Arms Dealer: “But war is good for business.”
Hunt: “Nuclear war?”
Arms Dealer: “…let’s talk.”
I certainly did not expect to be writing about economics in response to seeing Mission: Impossible – Ghost Protocol last night (a great movie, by the way). But as you can see, the above lines create too perfect a scenario for discussing the beneficence of war fallacy to pass up.
While this exchange does not present a perfect example of the beneficence of war fallacy, it certainly gives rise to an interesting question: Why is it that the arms dealer finds nuclear war undesirable but traditional war to be “good for business”?
Though I do believe–in accordance with proper economic theory–that war is bad for the economy, I will not argue that it is bad for this individual arms dealer. Indeed, a war would almost certainly increase demand for weapons, meaning higher prices for his products and increased profits for his firm. So for him, a traditional war would most likely be “good for business” (as long as his stockpiles are not the ones getting attacked), at least in the short term.

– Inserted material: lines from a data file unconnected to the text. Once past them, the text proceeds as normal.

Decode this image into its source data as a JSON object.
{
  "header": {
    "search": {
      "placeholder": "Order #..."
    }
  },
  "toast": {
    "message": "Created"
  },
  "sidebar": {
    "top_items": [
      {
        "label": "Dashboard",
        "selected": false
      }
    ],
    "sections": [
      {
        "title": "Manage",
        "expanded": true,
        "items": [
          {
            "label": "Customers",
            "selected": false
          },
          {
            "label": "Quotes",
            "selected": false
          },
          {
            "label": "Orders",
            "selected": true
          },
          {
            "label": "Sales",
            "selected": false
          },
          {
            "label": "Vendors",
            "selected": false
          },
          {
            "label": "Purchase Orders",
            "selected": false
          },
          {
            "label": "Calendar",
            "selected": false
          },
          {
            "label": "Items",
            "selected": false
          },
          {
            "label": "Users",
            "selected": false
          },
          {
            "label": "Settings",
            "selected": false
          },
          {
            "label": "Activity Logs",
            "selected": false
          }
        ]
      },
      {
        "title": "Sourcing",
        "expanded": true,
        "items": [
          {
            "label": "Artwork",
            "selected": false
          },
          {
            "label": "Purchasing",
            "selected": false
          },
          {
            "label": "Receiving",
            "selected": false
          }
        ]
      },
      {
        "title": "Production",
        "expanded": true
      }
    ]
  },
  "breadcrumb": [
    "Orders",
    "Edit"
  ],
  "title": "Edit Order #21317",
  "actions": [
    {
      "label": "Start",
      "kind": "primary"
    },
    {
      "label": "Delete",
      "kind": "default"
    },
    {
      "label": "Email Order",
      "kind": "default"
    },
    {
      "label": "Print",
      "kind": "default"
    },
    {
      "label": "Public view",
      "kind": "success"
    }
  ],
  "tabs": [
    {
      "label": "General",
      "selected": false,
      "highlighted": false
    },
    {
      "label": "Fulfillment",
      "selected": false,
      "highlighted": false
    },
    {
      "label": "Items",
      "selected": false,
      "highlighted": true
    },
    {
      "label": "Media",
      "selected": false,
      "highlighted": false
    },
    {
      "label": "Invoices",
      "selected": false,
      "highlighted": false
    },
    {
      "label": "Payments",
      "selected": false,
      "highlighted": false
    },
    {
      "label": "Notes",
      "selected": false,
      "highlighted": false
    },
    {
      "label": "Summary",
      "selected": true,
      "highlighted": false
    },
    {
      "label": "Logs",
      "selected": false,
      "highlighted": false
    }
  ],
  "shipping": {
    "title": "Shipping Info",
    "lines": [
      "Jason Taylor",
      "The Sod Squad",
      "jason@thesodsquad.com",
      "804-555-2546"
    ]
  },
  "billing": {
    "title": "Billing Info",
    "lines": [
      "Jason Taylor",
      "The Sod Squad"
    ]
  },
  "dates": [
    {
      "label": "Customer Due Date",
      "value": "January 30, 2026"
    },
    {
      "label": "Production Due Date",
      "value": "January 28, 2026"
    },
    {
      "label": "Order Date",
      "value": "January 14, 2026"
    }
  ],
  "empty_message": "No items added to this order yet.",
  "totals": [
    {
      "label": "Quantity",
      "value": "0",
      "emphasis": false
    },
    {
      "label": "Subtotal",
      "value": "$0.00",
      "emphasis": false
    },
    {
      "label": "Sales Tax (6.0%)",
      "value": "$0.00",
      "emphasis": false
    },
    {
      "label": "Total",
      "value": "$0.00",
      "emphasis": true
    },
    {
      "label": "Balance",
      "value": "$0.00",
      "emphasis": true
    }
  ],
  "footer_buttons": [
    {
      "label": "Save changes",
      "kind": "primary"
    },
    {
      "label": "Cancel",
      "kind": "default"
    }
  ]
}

But nuclear war, as he knows, is bad for everyone. It even appears that the writers of the film assumed their viewers would also hold such sentiments, as Hunt’s argument against the economic beneficence of nuclear war seems to go without saying (requiring nothing more than a simple two-word question: “Nuclear war?”).

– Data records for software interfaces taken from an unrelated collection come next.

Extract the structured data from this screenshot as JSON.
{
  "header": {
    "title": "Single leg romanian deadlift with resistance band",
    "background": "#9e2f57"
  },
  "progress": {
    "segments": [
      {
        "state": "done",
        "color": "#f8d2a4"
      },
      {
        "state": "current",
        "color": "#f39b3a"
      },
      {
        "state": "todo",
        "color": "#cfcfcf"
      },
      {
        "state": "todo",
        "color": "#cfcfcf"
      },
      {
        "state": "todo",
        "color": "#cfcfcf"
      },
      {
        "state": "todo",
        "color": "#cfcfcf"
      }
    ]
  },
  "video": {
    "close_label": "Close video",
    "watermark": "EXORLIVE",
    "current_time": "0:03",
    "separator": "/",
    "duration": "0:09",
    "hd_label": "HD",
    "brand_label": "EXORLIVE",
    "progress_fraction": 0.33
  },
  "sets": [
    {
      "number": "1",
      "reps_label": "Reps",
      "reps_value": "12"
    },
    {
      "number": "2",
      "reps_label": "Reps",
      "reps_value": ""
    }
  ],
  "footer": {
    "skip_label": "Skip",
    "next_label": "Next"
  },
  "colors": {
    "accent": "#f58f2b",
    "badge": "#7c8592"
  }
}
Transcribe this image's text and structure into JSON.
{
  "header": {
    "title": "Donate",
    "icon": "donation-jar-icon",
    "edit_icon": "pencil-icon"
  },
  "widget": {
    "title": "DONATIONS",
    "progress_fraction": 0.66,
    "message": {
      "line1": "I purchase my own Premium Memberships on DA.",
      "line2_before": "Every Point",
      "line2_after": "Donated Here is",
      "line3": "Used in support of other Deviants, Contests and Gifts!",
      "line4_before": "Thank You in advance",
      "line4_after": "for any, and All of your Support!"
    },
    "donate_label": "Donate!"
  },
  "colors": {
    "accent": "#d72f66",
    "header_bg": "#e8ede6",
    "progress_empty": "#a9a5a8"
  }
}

But why is nuclear war considered economically detrimental if non-nuclear war is beneficial? I think what many would say is that nuclear war is too large–too destructive–to possibly be economically beneficial, but that smaller “traditional” wars can be beneficial because they induce demand through increased spending. This does not follow, however, unless one can identify the point of inflection at which war becomes too large to be beneficial. Is it when $1 billion of damage is done? $10 billion? $100 billion? If such a point cannot be identified, the assertion that any war can be beneficial for the economy is baseless.

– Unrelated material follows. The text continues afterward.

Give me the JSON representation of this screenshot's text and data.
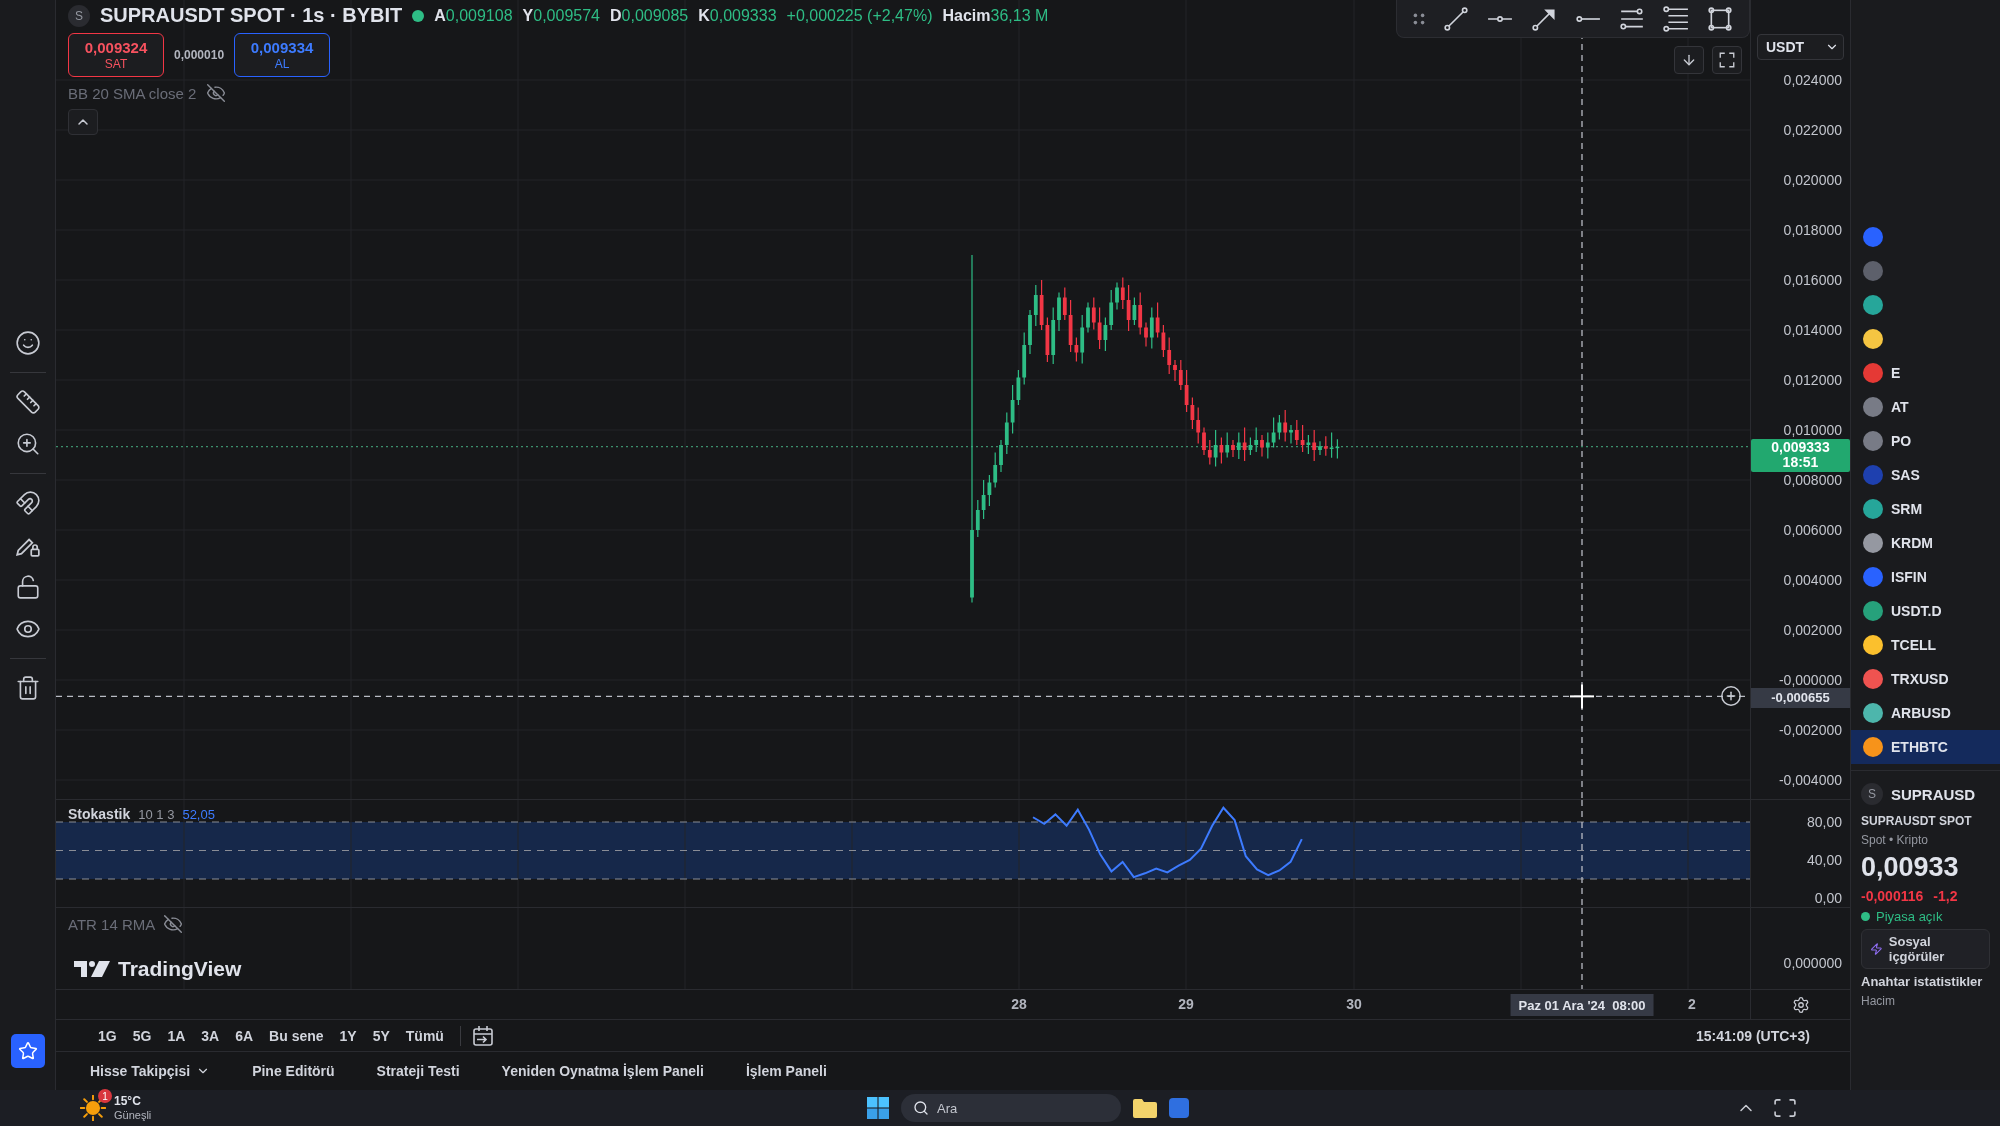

War also diverts investment from other lines of production. As our common economic fallacies page states, “Because of scarcity, the resources which are funneled into war production are no longer available to produce the things which people demand according to their subjective preferences.” This has the net result of reducing overall productivity and hindering economic progress.
So while war may be good for the arms dealer’s business, the existence of active militaries waging wars with one another is never beneficial for the economy as a whole. Lew Rockwell makes the point well in this excerpt:
“Let us never forget that the military is the largest single government bureaucracy. It produces nothing. It only consumes resources which it takes from taxpayers by force of law. Making matters worse, all these resources are directed toward the building and maintenance of weapons of mass destruction and those who will operate them. The military machine is the boy with the rock writ large. It does not create wealth. It diverts it from more productive uses.”